◆ Problem description ◆
Lines from the listing that hold the string "date" are what you should return.
* * * * * * * * *
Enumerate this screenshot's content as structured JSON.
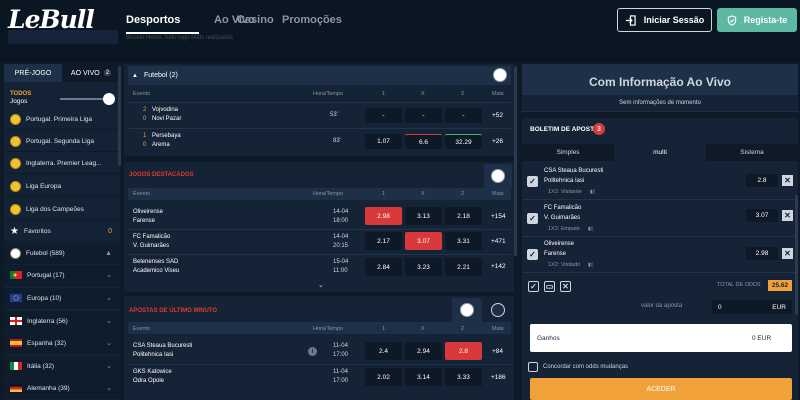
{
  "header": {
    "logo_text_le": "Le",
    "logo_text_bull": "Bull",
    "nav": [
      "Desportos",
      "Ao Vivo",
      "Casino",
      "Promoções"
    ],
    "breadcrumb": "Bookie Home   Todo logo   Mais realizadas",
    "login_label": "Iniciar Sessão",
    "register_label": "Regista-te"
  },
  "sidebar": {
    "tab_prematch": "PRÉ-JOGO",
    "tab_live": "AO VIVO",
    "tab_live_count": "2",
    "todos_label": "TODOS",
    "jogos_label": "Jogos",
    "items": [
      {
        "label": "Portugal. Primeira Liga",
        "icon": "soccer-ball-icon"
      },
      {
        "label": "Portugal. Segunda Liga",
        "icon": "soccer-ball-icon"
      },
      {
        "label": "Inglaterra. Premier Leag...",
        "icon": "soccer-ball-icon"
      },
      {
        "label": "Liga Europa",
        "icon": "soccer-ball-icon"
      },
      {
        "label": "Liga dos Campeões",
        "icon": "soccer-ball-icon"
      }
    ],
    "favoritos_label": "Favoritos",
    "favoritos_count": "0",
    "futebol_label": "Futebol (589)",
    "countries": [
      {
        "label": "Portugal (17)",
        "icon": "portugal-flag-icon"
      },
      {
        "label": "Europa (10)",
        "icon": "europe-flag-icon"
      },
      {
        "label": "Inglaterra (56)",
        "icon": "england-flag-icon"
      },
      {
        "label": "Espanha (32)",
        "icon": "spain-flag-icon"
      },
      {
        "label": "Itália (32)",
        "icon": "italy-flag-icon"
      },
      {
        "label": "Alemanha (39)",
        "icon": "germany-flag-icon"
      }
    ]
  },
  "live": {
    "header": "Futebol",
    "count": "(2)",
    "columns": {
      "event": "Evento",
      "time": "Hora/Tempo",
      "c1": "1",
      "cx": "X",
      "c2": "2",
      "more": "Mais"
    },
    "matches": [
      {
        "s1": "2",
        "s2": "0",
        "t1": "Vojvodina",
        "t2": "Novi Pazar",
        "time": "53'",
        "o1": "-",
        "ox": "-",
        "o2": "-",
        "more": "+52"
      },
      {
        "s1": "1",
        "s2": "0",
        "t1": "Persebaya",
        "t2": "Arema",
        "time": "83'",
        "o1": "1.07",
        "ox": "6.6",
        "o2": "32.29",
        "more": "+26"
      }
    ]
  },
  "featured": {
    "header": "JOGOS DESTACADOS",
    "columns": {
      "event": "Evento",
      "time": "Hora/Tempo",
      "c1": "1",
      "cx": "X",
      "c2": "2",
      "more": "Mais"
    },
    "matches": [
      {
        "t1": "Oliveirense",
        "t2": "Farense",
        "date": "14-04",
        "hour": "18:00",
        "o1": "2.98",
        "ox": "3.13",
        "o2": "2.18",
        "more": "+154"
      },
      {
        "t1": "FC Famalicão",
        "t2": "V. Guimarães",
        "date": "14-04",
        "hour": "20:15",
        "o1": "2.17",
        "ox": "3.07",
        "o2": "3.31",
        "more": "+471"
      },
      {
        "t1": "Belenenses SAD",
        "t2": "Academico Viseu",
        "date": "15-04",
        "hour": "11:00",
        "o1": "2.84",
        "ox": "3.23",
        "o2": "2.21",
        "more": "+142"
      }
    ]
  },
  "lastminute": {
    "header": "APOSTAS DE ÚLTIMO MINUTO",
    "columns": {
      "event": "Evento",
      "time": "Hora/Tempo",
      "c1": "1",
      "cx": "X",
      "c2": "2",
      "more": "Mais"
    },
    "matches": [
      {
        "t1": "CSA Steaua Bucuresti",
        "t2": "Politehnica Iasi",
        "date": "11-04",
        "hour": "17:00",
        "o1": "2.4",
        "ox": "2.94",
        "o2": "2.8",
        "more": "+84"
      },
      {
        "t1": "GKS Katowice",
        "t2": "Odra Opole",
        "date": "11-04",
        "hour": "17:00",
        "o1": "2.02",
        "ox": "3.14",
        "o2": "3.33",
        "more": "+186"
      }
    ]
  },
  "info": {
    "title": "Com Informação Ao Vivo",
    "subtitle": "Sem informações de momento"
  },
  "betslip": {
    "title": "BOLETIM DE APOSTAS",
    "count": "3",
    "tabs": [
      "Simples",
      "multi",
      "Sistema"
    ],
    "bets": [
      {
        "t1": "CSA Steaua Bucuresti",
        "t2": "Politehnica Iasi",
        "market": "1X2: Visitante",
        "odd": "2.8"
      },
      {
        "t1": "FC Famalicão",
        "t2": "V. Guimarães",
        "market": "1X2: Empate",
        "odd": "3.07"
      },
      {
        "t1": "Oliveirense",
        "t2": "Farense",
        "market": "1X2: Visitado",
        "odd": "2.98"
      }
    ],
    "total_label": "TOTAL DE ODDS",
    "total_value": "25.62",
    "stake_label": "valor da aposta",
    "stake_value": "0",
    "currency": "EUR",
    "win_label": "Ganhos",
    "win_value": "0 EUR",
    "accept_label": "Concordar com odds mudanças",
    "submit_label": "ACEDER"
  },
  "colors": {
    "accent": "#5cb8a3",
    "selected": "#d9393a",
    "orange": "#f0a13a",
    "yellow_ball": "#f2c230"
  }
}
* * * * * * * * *
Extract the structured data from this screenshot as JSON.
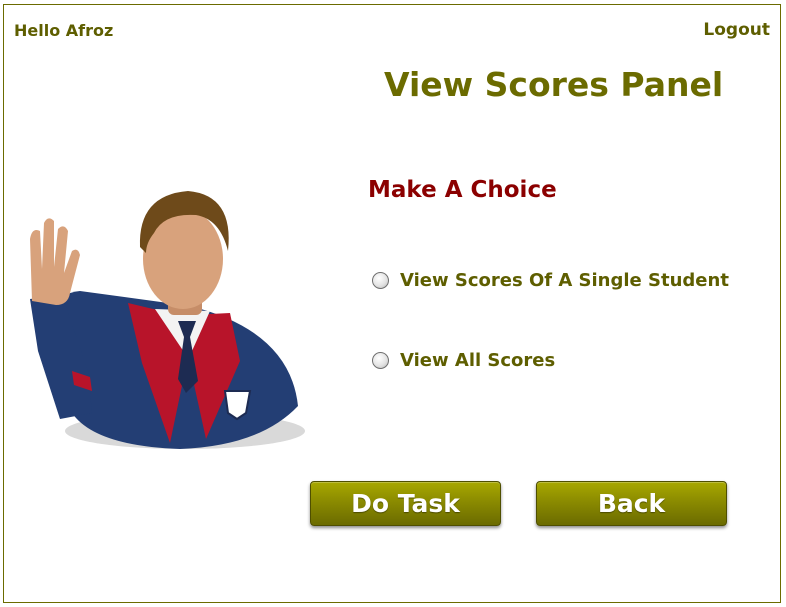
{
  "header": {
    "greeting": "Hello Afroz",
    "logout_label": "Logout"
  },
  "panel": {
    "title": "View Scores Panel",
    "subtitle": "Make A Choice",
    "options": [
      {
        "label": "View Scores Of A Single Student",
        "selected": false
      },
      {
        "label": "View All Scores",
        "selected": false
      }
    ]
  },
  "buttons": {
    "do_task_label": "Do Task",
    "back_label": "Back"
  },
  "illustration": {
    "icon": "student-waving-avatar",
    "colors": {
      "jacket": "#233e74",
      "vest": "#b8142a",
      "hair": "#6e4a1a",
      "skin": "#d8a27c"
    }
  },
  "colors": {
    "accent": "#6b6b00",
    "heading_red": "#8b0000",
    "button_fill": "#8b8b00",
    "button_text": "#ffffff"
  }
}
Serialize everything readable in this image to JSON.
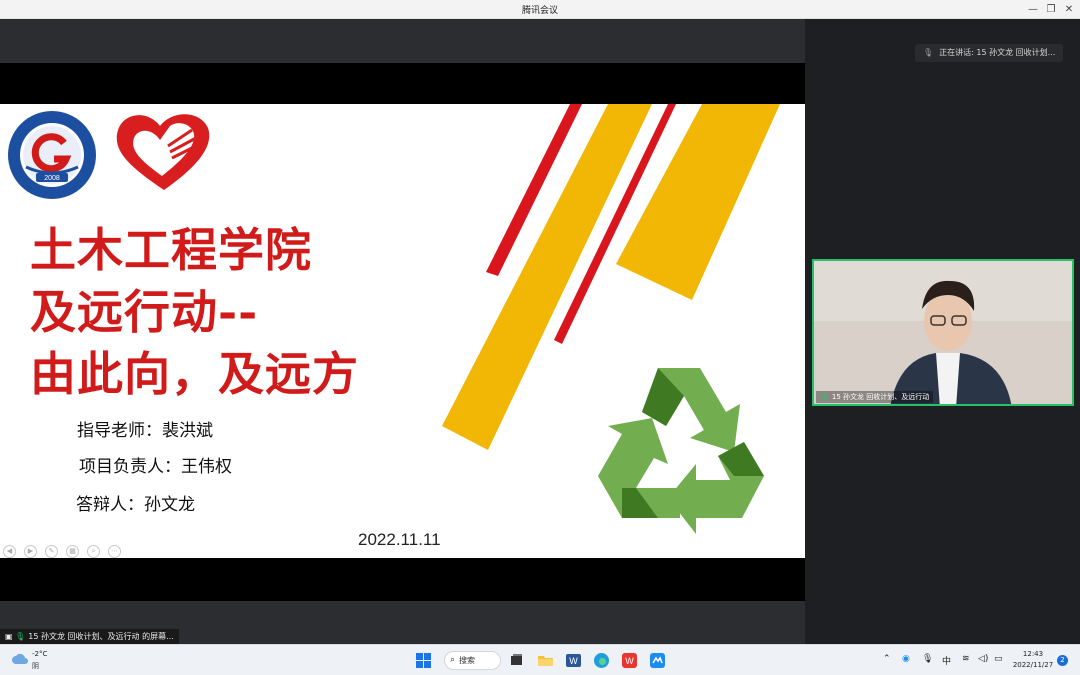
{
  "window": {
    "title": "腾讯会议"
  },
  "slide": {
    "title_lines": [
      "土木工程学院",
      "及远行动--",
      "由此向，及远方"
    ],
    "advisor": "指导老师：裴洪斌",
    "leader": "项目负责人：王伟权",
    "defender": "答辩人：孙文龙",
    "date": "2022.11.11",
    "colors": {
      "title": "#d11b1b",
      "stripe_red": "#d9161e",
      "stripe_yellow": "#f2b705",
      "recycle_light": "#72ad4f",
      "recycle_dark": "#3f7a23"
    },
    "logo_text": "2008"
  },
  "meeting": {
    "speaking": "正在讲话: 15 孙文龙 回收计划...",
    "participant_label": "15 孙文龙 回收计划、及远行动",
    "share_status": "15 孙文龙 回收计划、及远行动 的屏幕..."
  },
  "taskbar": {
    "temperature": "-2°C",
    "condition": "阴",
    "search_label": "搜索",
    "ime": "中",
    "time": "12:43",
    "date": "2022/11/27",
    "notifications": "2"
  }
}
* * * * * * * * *
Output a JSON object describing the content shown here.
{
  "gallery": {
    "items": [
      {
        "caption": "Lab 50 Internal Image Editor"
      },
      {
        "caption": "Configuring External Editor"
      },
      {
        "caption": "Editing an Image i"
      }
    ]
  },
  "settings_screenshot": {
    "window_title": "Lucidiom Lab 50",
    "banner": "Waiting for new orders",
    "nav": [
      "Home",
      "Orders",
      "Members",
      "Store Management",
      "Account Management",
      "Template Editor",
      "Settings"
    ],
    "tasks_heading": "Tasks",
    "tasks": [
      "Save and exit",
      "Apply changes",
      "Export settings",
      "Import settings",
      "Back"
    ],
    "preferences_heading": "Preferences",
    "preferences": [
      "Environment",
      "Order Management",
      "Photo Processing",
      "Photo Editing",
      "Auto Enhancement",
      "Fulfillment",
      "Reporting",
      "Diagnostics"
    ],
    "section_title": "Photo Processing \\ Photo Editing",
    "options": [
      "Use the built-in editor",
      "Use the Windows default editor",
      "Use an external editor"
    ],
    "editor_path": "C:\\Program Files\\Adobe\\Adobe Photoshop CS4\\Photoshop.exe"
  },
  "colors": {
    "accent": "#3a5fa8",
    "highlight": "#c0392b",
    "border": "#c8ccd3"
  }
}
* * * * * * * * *
◆ Reply to the exercise ◆
        "date": "14-04",
        "date": "14-04",
        "date": "15-04",
        "date": "11-04",
        "date": "11-04",
    "date": "2022.11.11",
    "date": "2022/11/27",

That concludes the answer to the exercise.